- _What to work on_:
Go through the records and extract every line with the word "Nature".

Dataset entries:

= Beginning of Section =

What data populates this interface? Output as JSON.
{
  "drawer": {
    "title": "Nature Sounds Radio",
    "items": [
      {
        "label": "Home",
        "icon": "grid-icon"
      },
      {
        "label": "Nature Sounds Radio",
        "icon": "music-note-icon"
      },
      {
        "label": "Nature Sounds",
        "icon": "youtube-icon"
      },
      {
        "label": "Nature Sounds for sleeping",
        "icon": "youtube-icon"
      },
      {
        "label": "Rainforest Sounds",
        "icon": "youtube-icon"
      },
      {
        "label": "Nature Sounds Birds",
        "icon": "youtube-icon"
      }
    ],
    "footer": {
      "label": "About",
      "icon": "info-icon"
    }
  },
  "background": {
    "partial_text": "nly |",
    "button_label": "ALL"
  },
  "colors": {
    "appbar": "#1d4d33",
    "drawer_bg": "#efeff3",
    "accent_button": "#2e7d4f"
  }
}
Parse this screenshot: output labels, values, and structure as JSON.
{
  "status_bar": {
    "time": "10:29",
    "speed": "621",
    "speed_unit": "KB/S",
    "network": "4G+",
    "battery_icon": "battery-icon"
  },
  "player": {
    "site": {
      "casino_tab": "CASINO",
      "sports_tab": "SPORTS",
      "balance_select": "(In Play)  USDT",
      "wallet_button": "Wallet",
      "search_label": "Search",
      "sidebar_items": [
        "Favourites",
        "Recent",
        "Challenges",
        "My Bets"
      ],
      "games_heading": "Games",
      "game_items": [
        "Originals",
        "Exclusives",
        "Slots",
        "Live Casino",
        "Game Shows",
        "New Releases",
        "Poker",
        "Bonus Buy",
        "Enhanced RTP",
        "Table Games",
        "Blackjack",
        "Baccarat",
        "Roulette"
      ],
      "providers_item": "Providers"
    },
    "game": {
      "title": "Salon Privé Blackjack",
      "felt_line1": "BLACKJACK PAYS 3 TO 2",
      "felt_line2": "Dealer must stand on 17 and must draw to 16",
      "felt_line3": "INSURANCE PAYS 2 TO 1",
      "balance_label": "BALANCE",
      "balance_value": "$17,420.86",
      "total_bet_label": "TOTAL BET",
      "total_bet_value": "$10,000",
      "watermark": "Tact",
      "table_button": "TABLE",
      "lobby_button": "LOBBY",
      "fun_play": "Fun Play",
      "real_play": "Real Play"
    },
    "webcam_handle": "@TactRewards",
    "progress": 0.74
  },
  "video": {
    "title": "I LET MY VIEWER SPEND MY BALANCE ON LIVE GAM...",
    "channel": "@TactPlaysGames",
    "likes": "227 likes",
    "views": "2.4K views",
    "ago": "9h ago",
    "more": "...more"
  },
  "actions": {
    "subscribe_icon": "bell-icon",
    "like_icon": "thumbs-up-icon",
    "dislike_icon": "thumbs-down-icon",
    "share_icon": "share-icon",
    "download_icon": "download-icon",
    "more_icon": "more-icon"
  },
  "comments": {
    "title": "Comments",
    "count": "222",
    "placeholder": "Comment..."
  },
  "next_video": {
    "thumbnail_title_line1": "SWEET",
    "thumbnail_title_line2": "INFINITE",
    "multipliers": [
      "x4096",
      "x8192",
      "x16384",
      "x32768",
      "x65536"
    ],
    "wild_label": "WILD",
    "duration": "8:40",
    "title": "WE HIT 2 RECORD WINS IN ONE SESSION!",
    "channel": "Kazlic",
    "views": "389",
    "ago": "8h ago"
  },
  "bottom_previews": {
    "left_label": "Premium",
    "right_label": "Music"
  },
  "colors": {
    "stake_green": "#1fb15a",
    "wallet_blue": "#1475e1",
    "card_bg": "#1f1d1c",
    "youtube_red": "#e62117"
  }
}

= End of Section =

- _Solution for this problem_:
    "title": "Nature Sounds Radio",
        "label": "Nature Sounds Radio",
        "label": "Nature Sounds",
        "label": "Nature Sounds for sleeping",
        "label": "Nature Sounds Birds",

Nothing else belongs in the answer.